In today’s NY Times, Washington Post and NBC Nightly News, it was reported that U.S. forces are withdrawing from the Korengal Valley region in northeastern Afghanistan. Those forces will be redeployed elsewhere in the country as it has been determined that their presence in Korengal has done little to secure a greater Afghan peace and stability at the cost of 40 American deaths and a far greater number of casualties.
Disclosure: Cpt. Mark Moretti, mentioned in the Post and Times, is my brother-in-law.
The Post sums it up:
For U.S. commanders, the Korengal Valley offers a hard lesson in the limits of American power and goodwill in Afghanistan. U.S. troops arrived in 2005 to flush out al-Qaeda and Taliban fighters. They stayed on the theory that the American presence drew insurgents away from areas where the United States had a better chance of fostering development. The troops were, in essence, bullet magnets.
In 2010 a new set of commanders concluded that the U.S. had blundered into a blood feud with fierce and clannish villagers who wanted above all to be left alone. By this logic, subduing the Korengal wasn’t worth the cost in American blood.
The retreat carries risks. Insurgents could use the Korengal as a haven to plan attacks in other parts of Afghanistan. The withdrawal could offer proof to other Afghans that American troops can be forced out.

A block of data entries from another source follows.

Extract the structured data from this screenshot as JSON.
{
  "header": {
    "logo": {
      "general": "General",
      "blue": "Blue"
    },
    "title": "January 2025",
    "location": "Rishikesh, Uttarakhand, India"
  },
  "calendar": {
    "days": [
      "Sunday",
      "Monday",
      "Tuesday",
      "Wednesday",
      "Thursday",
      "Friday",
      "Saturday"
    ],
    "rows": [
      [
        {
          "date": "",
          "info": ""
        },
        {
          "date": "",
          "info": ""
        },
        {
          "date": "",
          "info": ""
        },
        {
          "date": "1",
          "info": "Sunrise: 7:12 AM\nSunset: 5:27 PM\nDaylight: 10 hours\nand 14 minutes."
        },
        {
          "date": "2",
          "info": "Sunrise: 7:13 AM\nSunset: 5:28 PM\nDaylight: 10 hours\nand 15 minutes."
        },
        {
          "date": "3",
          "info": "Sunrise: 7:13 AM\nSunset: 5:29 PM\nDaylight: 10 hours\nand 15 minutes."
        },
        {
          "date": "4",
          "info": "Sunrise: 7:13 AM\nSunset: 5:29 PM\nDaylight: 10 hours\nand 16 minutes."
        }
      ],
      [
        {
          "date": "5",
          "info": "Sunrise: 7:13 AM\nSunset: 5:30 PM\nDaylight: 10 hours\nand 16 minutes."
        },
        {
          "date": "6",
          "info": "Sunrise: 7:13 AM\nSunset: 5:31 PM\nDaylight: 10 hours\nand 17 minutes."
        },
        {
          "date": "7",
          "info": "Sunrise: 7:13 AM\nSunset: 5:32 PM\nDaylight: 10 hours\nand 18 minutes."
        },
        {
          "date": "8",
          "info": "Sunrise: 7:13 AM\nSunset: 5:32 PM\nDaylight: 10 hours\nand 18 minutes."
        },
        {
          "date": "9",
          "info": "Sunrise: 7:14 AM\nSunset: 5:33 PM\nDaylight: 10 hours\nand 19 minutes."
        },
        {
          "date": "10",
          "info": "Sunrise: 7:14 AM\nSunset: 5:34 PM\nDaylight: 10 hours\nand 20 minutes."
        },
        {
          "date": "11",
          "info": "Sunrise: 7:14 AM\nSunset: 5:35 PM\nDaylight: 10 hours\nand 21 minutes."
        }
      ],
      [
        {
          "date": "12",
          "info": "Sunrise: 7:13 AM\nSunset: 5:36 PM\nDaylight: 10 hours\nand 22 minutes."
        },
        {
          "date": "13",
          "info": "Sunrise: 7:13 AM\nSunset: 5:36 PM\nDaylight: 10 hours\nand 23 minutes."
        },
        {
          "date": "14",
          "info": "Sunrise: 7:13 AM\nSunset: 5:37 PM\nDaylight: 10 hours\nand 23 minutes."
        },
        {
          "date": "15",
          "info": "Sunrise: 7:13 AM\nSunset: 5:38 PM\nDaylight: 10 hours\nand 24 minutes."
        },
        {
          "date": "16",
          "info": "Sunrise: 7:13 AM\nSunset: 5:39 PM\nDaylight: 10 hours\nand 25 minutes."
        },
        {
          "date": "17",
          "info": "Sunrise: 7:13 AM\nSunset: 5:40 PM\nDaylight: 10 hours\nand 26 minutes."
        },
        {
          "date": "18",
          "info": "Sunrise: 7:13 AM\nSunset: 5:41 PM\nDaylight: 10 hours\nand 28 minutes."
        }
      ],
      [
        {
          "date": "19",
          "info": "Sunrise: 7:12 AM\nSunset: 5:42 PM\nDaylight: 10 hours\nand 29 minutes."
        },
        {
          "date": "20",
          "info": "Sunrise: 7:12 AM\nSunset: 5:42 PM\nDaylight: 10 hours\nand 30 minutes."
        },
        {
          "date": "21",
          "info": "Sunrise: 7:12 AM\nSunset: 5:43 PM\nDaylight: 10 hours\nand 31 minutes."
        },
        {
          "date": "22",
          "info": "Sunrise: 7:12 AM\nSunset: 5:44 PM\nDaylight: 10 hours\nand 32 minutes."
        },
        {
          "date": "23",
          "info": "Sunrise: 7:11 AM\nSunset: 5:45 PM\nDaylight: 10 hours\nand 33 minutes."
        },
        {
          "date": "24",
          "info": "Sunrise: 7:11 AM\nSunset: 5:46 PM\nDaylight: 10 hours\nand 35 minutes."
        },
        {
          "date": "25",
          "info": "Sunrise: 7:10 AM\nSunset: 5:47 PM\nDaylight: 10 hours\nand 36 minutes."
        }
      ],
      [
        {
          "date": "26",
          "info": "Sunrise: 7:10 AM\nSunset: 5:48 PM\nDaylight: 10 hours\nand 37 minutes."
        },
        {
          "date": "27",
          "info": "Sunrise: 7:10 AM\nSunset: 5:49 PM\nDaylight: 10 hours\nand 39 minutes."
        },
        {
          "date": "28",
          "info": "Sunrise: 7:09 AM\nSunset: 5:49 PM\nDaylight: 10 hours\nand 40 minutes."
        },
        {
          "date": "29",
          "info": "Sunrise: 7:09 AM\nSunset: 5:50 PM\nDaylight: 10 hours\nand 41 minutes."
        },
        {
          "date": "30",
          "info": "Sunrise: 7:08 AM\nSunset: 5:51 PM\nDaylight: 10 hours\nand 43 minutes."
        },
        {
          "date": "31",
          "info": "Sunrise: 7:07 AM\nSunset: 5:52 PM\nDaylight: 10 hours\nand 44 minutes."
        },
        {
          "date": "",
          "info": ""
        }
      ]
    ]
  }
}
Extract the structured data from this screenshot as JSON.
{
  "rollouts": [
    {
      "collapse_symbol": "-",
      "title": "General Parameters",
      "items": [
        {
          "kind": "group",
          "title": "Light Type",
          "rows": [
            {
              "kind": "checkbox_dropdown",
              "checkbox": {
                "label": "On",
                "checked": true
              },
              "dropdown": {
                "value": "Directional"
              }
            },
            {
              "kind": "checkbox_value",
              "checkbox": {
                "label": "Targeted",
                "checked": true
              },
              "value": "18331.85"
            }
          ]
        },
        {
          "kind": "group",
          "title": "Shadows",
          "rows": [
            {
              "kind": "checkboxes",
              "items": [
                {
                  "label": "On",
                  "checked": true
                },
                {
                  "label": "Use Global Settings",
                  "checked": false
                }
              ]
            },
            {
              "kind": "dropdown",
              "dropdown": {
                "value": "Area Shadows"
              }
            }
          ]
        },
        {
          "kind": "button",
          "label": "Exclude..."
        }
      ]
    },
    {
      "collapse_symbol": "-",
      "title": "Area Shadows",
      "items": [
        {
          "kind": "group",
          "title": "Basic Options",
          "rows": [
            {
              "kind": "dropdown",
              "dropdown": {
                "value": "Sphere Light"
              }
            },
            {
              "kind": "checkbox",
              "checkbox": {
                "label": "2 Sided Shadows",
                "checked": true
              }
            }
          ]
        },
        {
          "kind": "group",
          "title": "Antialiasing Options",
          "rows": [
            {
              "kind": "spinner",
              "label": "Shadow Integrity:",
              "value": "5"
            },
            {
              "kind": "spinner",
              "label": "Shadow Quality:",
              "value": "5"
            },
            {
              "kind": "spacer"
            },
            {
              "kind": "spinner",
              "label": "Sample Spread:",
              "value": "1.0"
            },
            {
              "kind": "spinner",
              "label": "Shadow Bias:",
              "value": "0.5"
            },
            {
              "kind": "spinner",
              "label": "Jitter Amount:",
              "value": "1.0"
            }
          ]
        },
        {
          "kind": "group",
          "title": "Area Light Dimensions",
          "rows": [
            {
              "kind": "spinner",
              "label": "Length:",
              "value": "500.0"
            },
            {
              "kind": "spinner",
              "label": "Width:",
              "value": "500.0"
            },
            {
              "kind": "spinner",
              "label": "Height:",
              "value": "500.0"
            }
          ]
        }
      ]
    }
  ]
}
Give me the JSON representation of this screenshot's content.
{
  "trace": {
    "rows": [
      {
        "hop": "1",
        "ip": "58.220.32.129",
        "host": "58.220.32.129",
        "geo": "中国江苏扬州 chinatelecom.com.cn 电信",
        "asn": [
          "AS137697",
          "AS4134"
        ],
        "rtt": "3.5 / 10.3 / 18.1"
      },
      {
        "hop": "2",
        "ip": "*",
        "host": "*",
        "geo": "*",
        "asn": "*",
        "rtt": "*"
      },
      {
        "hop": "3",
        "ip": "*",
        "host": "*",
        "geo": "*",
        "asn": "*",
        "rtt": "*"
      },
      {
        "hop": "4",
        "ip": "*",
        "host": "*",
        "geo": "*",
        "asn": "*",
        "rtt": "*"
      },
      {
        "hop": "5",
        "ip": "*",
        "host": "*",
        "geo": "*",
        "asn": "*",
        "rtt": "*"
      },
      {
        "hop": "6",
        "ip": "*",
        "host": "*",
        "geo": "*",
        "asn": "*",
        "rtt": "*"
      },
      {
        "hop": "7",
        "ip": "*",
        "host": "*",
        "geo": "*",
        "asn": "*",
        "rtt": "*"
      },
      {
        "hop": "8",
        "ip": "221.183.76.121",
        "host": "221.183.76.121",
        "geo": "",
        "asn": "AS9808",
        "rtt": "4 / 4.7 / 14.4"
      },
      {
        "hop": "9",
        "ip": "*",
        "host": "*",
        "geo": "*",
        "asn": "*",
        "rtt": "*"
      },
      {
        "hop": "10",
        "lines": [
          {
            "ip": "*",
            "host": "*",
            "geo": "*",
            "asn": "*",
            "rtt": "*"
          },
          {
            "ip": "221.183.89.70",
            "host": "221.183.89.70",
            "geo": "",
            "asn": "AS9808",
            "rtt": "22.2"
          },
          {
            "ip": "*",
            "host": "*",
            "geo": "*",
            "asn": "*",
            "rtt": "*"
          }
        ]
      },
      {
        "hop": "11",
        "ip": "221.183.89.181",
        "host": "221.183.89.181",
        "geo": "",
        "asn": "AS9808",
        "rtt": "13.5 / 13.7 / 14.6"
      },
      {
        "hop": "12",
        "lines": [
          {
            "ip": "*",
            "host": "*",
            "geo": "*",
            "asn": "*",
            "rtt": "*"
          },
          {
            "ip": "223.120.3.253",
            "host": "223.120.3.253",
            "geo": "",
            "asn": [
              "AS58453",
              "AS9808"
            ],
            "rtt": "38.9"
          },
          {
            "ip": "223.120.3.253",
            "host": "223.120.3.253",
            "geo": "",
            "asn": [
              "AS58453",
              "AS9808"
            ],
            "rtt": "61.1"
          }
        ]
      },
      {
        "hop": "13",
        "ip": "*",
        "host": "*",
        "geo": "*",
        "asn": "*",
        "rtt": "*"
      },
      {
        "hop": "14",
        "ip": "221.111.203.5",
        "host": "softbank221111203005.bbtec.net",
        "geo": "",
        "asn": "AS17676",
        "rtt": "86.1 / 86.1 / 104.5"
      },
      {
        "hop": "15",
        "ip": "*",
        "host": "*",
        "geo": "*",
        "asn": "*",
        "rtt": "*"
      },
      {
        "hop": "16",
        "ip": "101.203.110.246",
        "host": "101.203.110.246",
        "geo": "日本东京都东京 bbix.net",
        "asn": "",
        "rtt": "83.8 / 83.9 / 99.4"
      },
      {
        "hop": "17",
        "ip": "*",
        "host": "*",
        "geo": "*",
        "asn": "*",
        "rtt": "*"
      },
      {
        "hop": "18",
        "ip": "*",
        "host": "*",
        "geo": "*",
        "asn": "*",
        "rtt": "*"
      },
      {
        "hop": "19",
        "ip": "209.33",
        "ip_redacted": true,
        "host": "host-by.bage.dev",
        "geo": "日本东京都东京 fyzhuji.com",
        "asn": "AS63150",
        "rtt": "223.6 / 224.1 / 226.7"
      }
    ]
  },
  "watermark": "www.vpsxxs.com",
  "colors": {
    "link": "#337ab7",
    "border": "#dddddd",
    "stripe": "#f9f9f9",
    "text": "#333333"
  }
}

Now its been a while since I’ve trawled through BMG. but I assume that most here support an immediate withdrawal from Afghanistan in a similar manner to what many wanted in Iraq. But I’m curious, what do we make of the risk/reward conundrum that exists: have we reached the limits of our “power and goodwill” in Afghanistan, as in Korengal, and thus, should leave? Or will leaving Afghanistan in the manner that we exited Korengal leave a haven for the Taliban or worse?
My personal view sees no easy solution, and I personally feel that anybody who can state an answer to the Afghan question in a sentence or two is dangerously oversimplifying foreign policy. But still…what are we thinking right now about Afghanistan?